▸ **WORK INSTRUCTION**
Output the full listing exactly as written, with no pictures in it.

◆ ◆ ◆ ◆

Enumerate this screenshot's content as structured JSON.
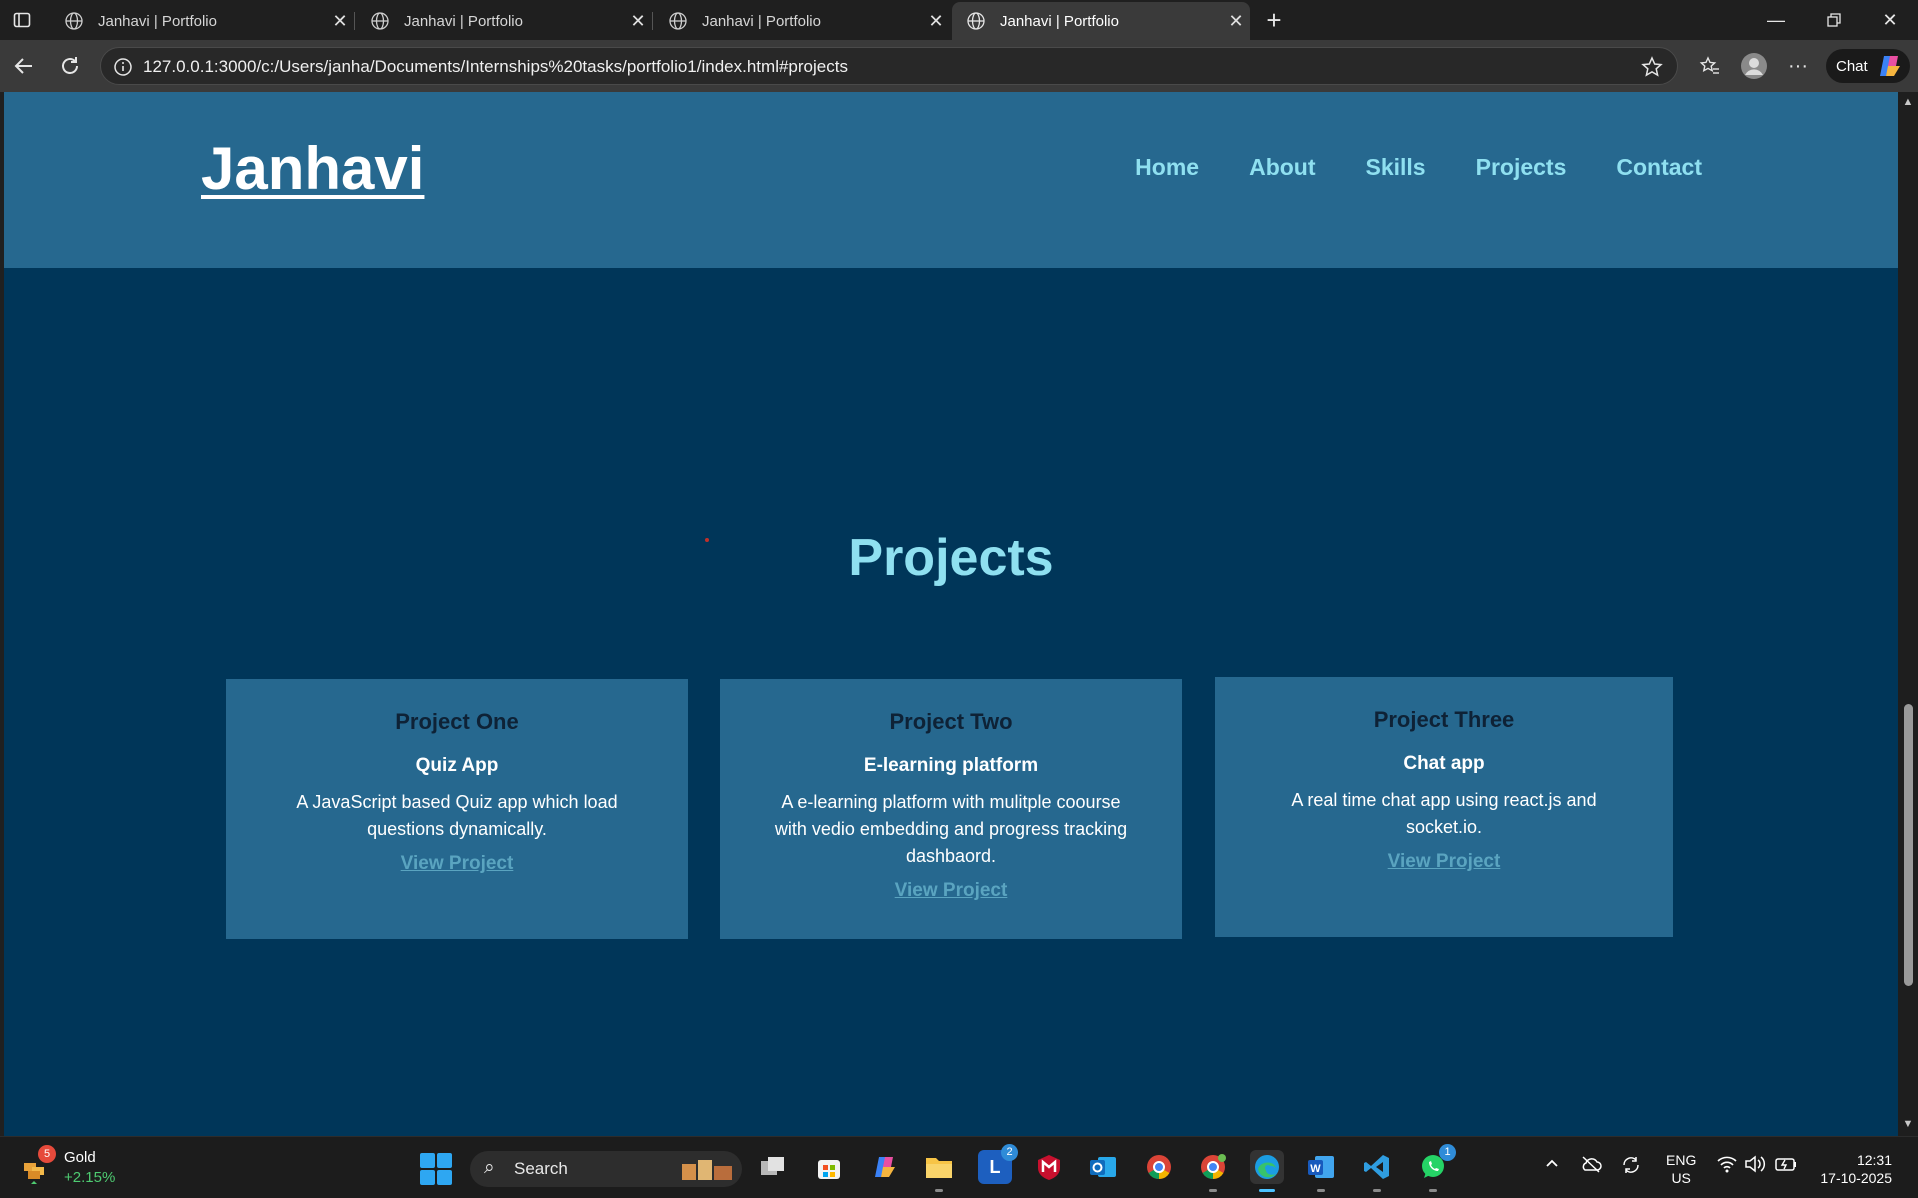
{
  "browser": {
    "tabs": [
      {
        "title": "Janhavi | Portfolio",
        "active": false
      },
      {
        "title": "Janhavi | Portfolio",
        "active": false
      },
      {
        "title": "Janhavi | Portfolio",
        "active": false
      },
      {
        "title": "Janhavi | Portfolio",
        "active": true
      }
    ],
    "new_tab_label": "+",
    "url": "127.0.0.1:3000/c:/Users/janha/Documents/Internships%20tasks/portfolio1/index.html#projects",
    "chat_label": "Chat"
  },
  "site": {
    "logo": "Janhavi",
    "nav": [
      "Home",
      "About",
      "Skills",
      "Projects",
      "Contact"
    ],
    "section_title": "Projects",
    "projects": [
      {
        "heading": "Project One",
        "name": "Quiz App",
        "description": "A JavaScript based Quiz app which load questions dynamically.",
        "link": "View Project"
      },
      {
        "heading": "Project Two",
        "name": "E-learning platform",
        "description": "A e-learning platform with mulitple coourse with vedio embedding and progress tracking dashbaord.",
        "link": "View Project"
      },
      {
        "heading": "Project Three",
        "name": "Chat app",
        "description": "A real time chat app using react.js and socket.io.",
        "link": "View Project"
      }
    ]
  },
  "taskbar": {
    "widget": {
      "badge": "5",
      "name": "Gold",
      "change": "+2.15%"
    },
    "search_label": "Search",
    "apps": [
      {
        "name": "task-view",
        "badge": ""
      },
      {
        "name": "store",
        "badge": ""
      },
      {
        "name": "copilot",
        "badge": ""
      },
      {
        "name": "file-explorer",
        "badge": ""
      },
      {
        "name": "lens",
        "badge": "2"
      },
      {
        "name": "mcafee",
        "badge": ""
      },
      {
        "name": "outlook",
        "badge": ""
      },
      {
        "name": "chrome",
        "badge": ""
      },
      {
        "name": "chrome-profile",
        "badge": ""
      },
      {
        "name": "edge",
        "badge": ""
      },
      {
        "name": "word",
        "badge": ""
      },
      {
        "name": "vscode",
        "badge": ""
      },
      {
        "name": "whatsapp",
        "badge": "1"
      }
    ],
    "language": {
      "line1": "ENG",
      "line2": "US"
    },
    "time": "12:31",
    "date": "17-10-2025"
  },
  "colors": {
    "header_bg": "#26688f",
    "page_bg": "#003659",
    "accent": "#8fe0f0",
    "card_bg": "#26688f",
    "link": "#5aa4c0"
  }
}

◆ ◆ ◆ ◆

▸ **OUTPUT FOR THIS EXERCISE**
Enumerate this screenshot's content as structured JSON.
{
  "browser": {
    "tabs": [
      {
        "title": "Janhavi | Portfolio",
        "active": false
      },
      {
        "title": "Janhavi | Portfolio",
        "active": false
      },
      {
        "title": "Janhavi | Portfolio",
        "active": false
      },
      {
        "title": "Janhavi | Portfolio",
        "active": true
      }
    ],
    "new_tab_label": "+",
    "url": "127.0.0.1:3000/c:/Users/janha/Documents/Internships%20tasks/portfolio1/index.html#projects",
    "chat_label": "Chat"
  },
  "site": {
    "logo": "Janhavi",
    "nav": [
      "Home",
      "About",
      "Skills",
      "Projects",
      "Contact"
    ],
    "section_title": "Projects",
    "projects": [
      {
        "heading": "Project One",
        "name": "Quiz App",
        "description": "A JavaScript based Quiz app which load questions dynamically.",
        "link": "View Project"
      },
      {
        "heading": "Project Two",
        "name": "E-learning platform",
        "description": "A e-learning platform with mulitple coourse with vedio embedding and progress tracking dashbaord.",
        "link": "View Project"
      },
      {
        "heading": "Project Three",
        "name": "Chat app",
        "description": "A real time chat app using react.js and socket.io.",
        "link": "View Project"
      }
    ]
  },
  "taskbar": {
    "widget": {
      "badge": "5",
      "name": "Gold",
      "change": "+2.15%"
    },
    "search_label": "Search",
    "apps": [
      {
        "name": "task-view",
        "badge": ""
      },
      {
        "name": "store",
        "badge": ""
      },
      {
        "name": "copilot",
        "badge": ""
      },
      {
        "name": "file-explorer",
        "badge": ""
      },
      {
        "name": "lens",
        "badge": "2"
      },
      {
        "name": "mcafee",
        "badge": ""
      },
      {
        "name": "outlook",
        "badge": ""
      },
      {
        "name": "chrome",
        "badge": ""
      },
      {
        "name": "chrome-profile",
        "badge": ""
      },
      {
        "name": "edge",
        "badge": ""
      },
      {
        "name": "word",
        "badge": ""
      },
      {
        "name": "vscode",
        "badge": ""
      },
      {
        "name": "whatsapp",
        "badge": "1"
      }
    ],
    "language": {
      "line1": "ENG",
      "line2": "US"
    },
    "time": "12:31",
    "date": "17-10-2025"
  },
  "colors": {
    "header_bg": "#26688f",
    "page_bg": "#003659",
    "accent": "#8fe0f0",
    "card_bg": "#26688f",
    "link": "#5aa4c0"
  }
}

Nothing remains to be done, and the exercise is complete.